To prepare for the rigors of combat in Iraq, Afghanistan, East Africa and other conflict zones, the U.S. Special Forces visit the National Training Center at Fort Irwin, California, for several weeks of hyper-realistic training. Bryan William Jones paid a visit to see the training first-hand.
by BRYAN WILLIAM JONES
I had checked out.
The environment was so complete that, for a discrete moment, I had completely forgotten that we were still in the continental United States. Perhaps it was the smell of kebabs cooking or the sound of singer Nusrat Fateh Ali Khan playing from the electronics shop, which also sold pirated Western DVDs. Maybe it was the afternoon call to prayer coming from the tops of the minarets in the local mosque. It could have been the women selling bread, fruits or flowers by the side of the road — or the Arabic men playing backgammon in the cafe with shisha pipes. Toyota trucks or bicycles being repaired in the roadside repair shops under Iraqi flags added to the realism, as did the tangle of wires on poles carrying telephone and electricity around town. But the thing that really completed it was the sound of Baghdadi Arabic from a gentleman greeting us as we drove through town.
Even though this was a simulation — albeit a sophisticated one, where you know and acknowledge that you are not in hostile territory — there is nevertheless a certain palpable tension that grows as you proceed through town, not knowing which persons by the side of the road are civilians or insurgents looking to attack. An attack might take the form of a small-arms ambush, a sniper, a rocket-propelled grenade or the most feared assault: an Improvised Explosive Device that explodes as you pass by.

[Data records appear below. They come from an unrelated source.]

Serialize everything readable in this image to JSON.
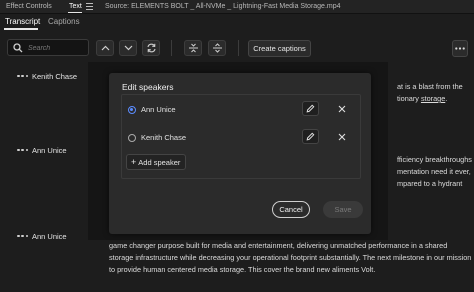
{
  "panel_tabs": {
    "effect_controls": "Effect Controls",
    "text": "Text",
    "source": "Source: ELEMENTS BOLT _ All-NVMe _ Lightning-Fast Media Storage.mp4"
  },
  "sub_tabs": {
    "transcript": "Transcript",
    "captions": "Captions"
  },
  "toolbar": {
    "search_placeholder": "Search",
    "create_captions": "Create captions"
  },
  "transcript": {
    "speakers": [
      {
        "name": "Kenith Chase"
      },
      {
        "name": "Ann Unice"
      },
      {
        "name": "Ann Unice"
      }
    ],
    "right_lines_1": [
      "at is a blast from the",
      "tionary ",
      "storage",
      "."
    ],
    "right_lines_2": [
      "fficiency breakthroughs",
      "mentation need it ever,",
      "mpared to a hydrant"
    ],
    "bottom_lines": [
      "game changer purpose built for media and entertainment, delivering unmatched performance in a shared",
      "storage infrastructure while decreasing your operational footprint substantially. The next milestone in our mission",
      "to provide human centered media storage. This cover the brand new aliments Volt."
    ]
  },
  "dialog": {
    "title": "Edit speakers",
    "speakers": [
      {
        "label": "Ann Unice",
        "selected": true
      },
      {
        "label": "Kenith Chase",
        "selected": false
      }
    ],
    "add_speaker": "Add speaker",
    "cancel": "Cancel",
    "save": "Save"
  },
  "colors": {
    "accent_radio": "#5b8cff",
    "background": "#1d1d1d",
    "dialog": "#2b2b2b"
  }
}
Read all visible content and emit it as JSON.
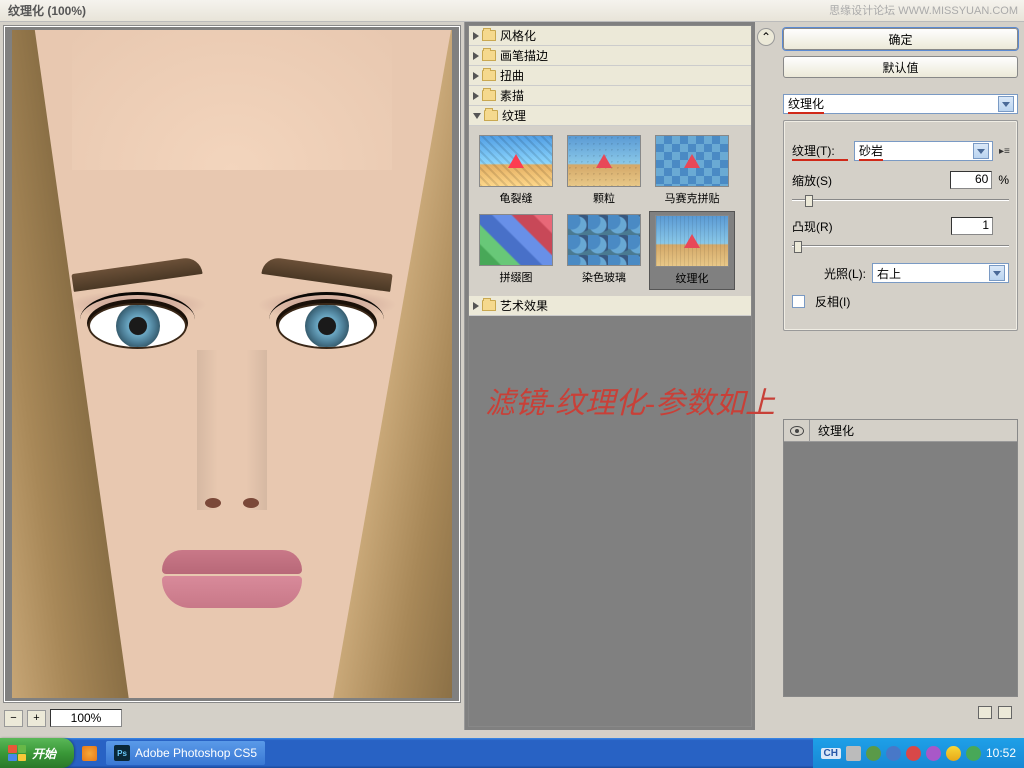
{
  "watermark": "思缘设计论坛  WWW.MISSYUAN.COM",
  "title": "纹理化  (100%)",
  "zoom_value": "100%",
  "categories": {
    "stylize": "风格化",
    "brush": "画笔描边",
    "distort": "扭曲",
    "sketch": "素描",
    "texture": "纹理",
    "artistic": "艺术效果"
  },
  "thumbs": {
    "crack": "龟裂缝",
    "grain": "颗粒",
    "mosaic": "马赛克拼贴",
    "patch": "拼缀图",
    "stained": "染色玻璃",
    "texturize": "纹理化"
  },
  "annotation": "滤镜-纹理化-参数如上",
  "buttons": {
    "ok": "确定",
    "default": "默认值"
  },
  "filter_select": "纹理化",
  "params": {
    "texture_label": "纹理(T):",
    "texture_value": "砂岩",
    "scale_label": "缩放(S)",
    "scale_value": "60",
    "scale_suffix": "%",
    "relief_label": "凸现(R)",
    "relief_value": "1",
    "light_label": "光照(L):",
    "light_value": "右上",
    "invert_label": "反相(I)"
  },
  "layer_name": "纹理化",
  "taskbar": {
    "start": "开始",
    "app": "Adobe Photoshop CS5",
    "lang": "CH",
    "clock": "10:52"
  }
}
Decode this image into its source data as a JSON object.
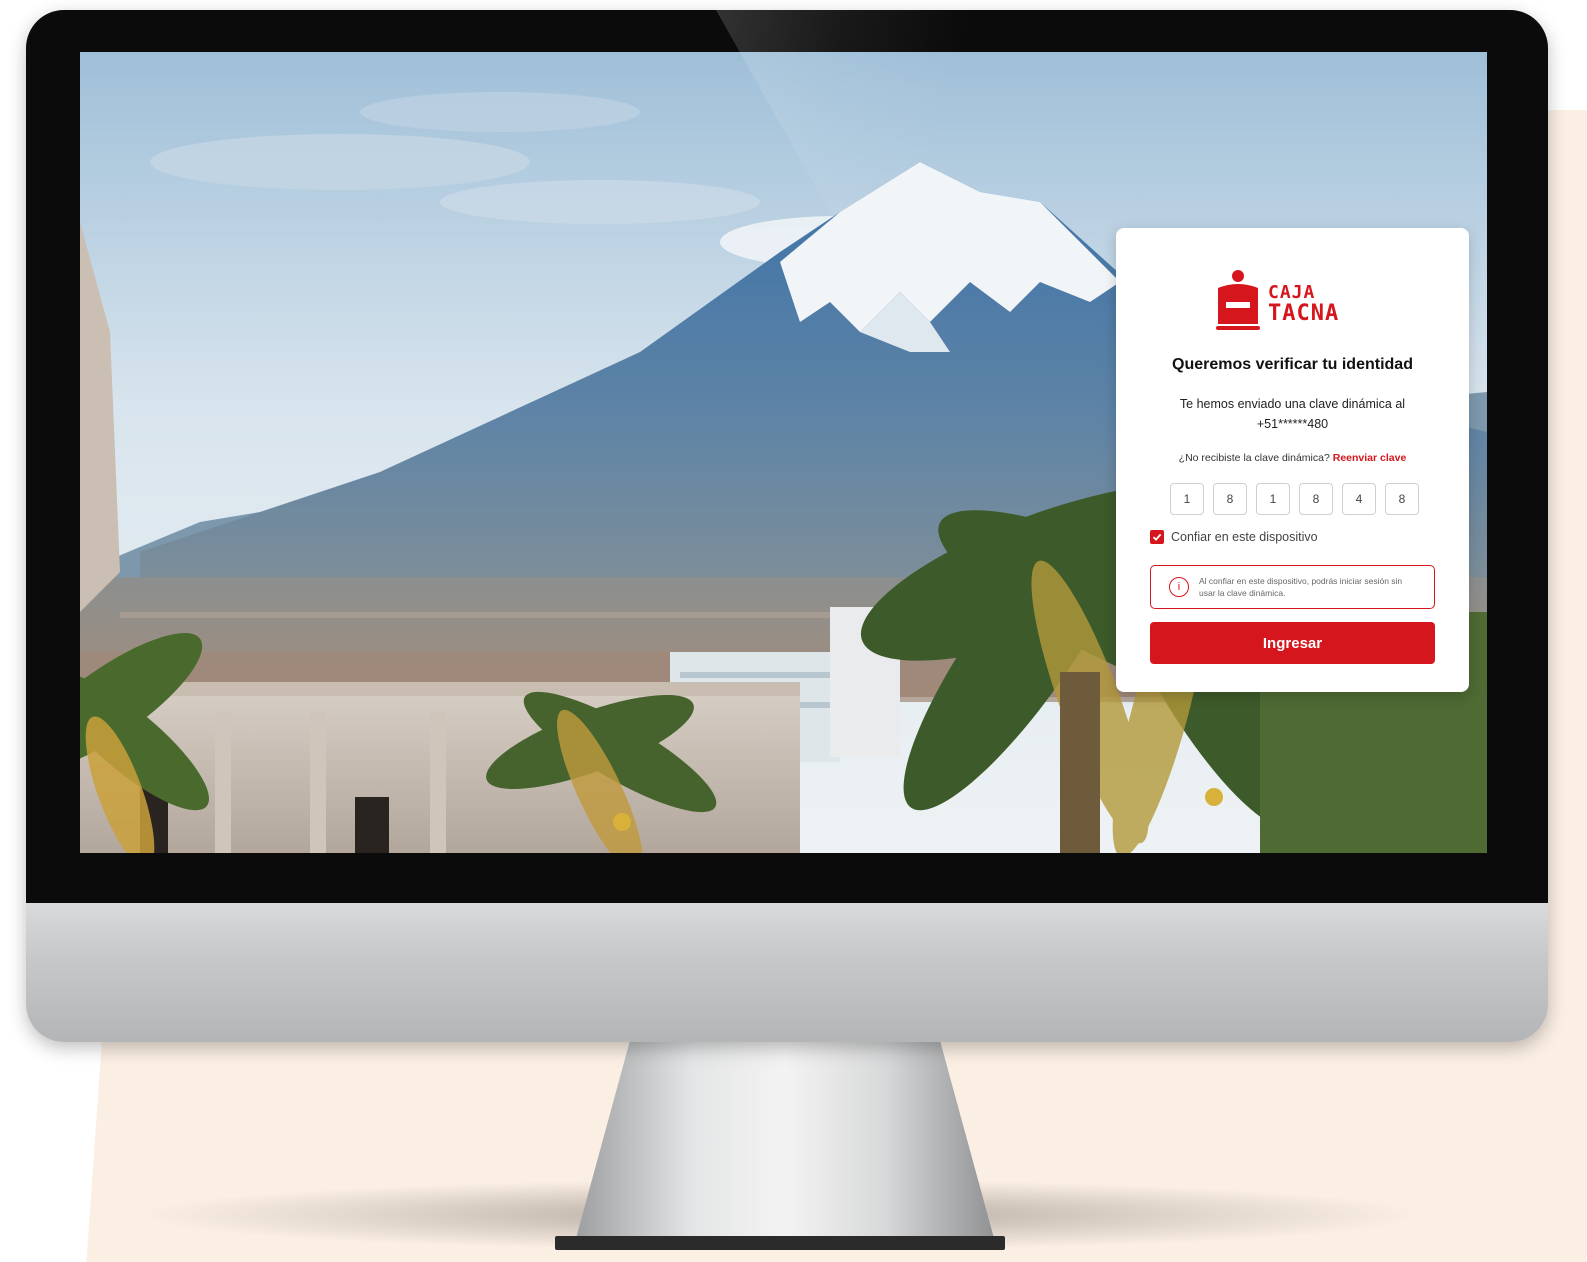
{
  "brand": {
    "name_line1": "CAJA",
    "name_line2": "TACNA",
    "color": "#d6161d"
  },
  "verify": {
    "title": "Queremos verificar tu identidad",
    "message_line1": "Te hemos enviado una clave dinámica al",
    "message_line2": "+51******480",
    "resend_prompt": "¿No recibiste la clave dinámica?",
    "resend_link": "Reenviar clave",
    "otp_digits": [
      "1",
      "8",
      "1",
      "8",
      "4",
      "8"
    ],
    "trust_label": "Confiar en este dispositivo",
    "trust_checked": true,
    "info_text": "Al confiar en este dispositivo, podrás iniciar sesión sin usar la clave dinámica.",
    "info_icon": "info-icon",
    "submit_label": "Ingresar"
  }
}
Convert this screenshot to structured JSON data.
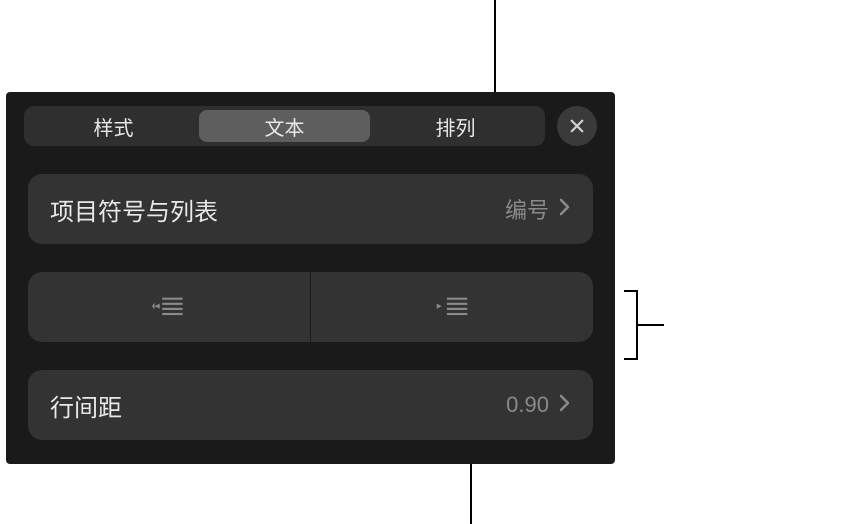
{
  "tabs": {
    "style": "样式",
    "text": "文本",
    "arrange": "排列"
  },
  "rows": {
    "bullets_lists": {
      "label": "项目符号与列表",
      "value": "编号"
    },
    "line_spacing": {
      "label": "行间距",
      "value": "0.90"
    }
  },
  "icons": {
    "outdent": "outdent-icon",
    "indent": "indent-icon",
    "close": "close-icon",
    "chevron": "chevron-right-icon"
  }
}
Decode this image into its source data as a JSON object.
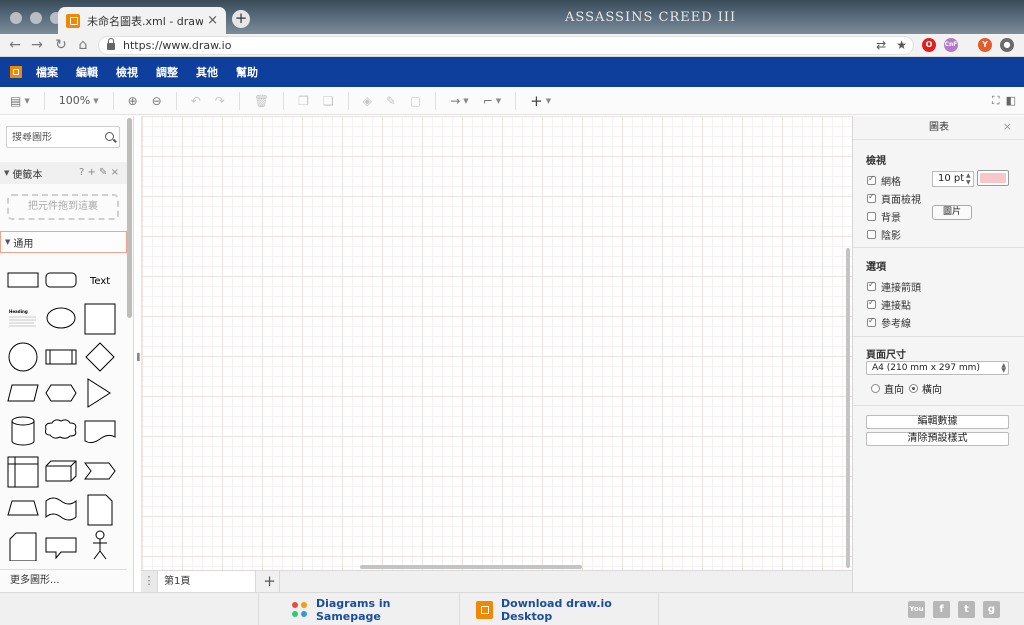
{
  "browser": {
    "tab_title": "未命名圖表.xml - draw.io",
    "tab_close": "×",
    "new_tab": "+",
    "theme_logo": "ASSASSINS CREED III",
    "url": "https://www.draw.io",
    "ext_badge_cnf": "CnF",
    "ext_badge_y": "Y"
  },
  "menubar": {
    "items": [
      "檔案",
      "編輯",
      "檢視",
      "調整",
      "其他",
      "幫助"
    ]
  },
  "toolbar": {
    "zoom": "100%"
  },
  "sidebar": {
    "search_placeholder": "搜尋圖形",
    "scratchpad_title": "便籤本",
    "scratchpad_icons": "? + ✎ ×",
    "scratchpad_drop": "把元件拖到這裏",
    "general_title": "通用",
    "text_shape": "Text",
    "heading_shape": "Heading",
    "more_shapes": "更多圖形..."
  },
  "pages": {
    "menu_icon": "⋮",
    "current": "第1頁",
    "add": "+"
  },
  "panel": {
    "title": "圖表",
    "close": "×",
    "view_section": "檢視",
    "grid": "網格",
    "grid_size": "10 pt",
    "page_view": "頁面檢視",
    "background": "背景",
    "shadow": "陰影",
    "image_button": "圖片",
    "options_section": "選項",
    "connection_arrows": "連接箭頭",
    "connection_points": "連接點",
    "guides": "參考線",
    "paper_size_section": "頁面尺寸",
    "paper_size": "A4 (210 mm x 297 mm)",
    "portrait": "直向",
    "landscape": "橫向",
    "edit_data": "編輯數據",
    "clear_default_style": "清除預設樣式",
    "grid_color": "#f8c8c8"
  },
  "footer": {
    "samepage": "Diagrams in Samepage",
    "desktop": "Download draw.io Desktop",
    "social": [
      "You",
      "f",
      "t",
      "g"
    ]
  }
}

I watched a blue pick-up lurch out in front of the “Lyndon Marcus International Hotel” in the town center. A convoy of soldiers was coming through town from the other direction. Sensing a potential ambush, I set up cameras to capture the action. Still, I was completely unprepared for the chest thumping BOOM! that followed from up the road, next to the convoy. There was falling debris and a rising dust cloud. AK-47s chattered from nearby windows. As the U.S. soldiers established positions, pictured, and returned fire with their M-4 carbines and mounted M-240s, the smell of gunpowder wafted through the air.
In the next installment, the “battle” rages.
(Photo: Bryan William Jones)